Our group was quick in getting straight to the bottom of things, and questions about jurisdiction were among the first. “What happens when you get a request to take down a server?” The answer was quick to follow, almost as if rehearsed. “We are a Dutch company, subject to Dutch law, so when Dutch authorities come with a warrant we comply, but there are about 270 countries, and many more law enforcement bodies, and we have many international customers.” The ambiguity about what they do with non-Dutch requests leaves some of us wanting more but the vice president of operations that is hosting us today prefers to keep these stories for himself.
The Netherlands boasts some 400 datacenters, about 80 of which are co-location facilities like the one we visited. Most of these datacenters operate with similar design principles in mind: redundancy at every layer of the service, and those little bits that cannot be made redundant, such as the national power grid. The datacenter must provide some backup; a complex system of uninterrupted power supplies and diesel generators are there to prevent the lights from ever going out.
To test the fidelity of the datacenter employees to the service agreements that they have with their customers we imagined a fictional doomsday scenario in which the raising of water levels due to impending natural disaster put out the national grid. We then asked the engineer, “Would you still power on the diesel generators, knowing about environmental disaster?” He immediately replied, “Of course. It is my job!” Such a duty-oriented mind is surely rewarded in this industry.

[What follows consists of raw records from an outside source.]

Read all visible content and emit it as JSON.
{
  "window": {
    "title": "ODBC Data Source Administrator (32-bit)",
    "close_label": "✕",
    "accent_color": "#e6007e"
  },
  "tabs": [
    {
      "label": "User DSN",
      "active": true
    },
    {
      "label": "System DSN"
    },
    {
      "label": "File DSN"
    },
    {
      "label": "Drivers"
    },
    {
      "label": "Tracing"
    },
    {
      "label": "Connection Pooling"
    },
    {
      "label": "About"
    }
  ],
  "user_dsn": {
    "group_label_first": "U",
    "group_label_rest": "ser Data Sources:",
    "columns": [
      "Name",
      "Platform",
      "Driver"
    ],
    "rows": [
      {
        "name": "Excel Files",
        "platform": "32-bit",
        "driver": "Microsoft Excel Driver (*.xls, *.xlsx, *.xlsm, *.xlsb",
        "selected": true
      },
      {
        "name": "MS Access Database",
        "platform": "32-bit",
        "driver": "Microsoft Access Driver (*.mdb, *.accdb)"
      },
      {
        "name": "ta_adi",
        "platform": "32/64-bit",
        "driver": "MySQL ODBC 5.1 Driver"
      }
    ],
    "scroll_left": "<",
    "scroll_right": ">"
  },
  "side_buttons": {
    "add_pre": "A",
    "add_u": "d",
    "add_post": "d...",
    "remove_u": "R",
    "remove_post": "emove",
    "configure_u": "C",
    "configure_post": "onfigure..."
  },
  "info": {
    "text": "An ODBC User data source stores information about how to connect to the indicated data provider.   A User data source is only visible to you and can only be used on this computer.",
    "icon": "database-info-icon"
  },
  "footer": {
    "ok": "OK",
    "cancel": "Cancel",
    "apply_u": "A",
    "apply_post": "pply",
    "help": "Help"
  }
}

So green is only green for as long as we can keep the diesel generators off. Of course this point is moot, as by then it would already be too late for the diesel generators to have any real impact in the already runaway natural disaster scenario. But nonetheless, there is certain poetry in knowing that should doomsday be anything like that, and with many datacenters having similar design, the servers will continue running for a few hours longer after all humans have perished.
In a visit to a datacentre like this the Internet and its immaterial connections become tangible, as overwhelming to the senses as perhaps disappointing to the mind. None of the glamour and friendly marketing-speak of the average app is present in the reality of the datacenter. This high-security facility, hosting rack after rack of impersonal, dispassionate cooled metal, couldn’t be at a greater contrast to the marketing of the applications that run on that metal.
Featured Image of Austrian Datacentre by Karl Schönswetter on Flickr
The Alternative Learning Tank is a nomadic school and artistic organization that focuses in the research, creation and implementation of educational programs on progressive and radical fields of knowledge that are not contemplated by educational institutions. It strives for a reform of those institutions, embracing how knowledge is being produced and transferred in the XXI century. Drawing from precedents such as contemporary social movements, digital rights, hacker culture, new media and a general critical stand point about technology. ALT develops a practice of intellectual production and advocacy at the intersection between pedagogy, art and activism.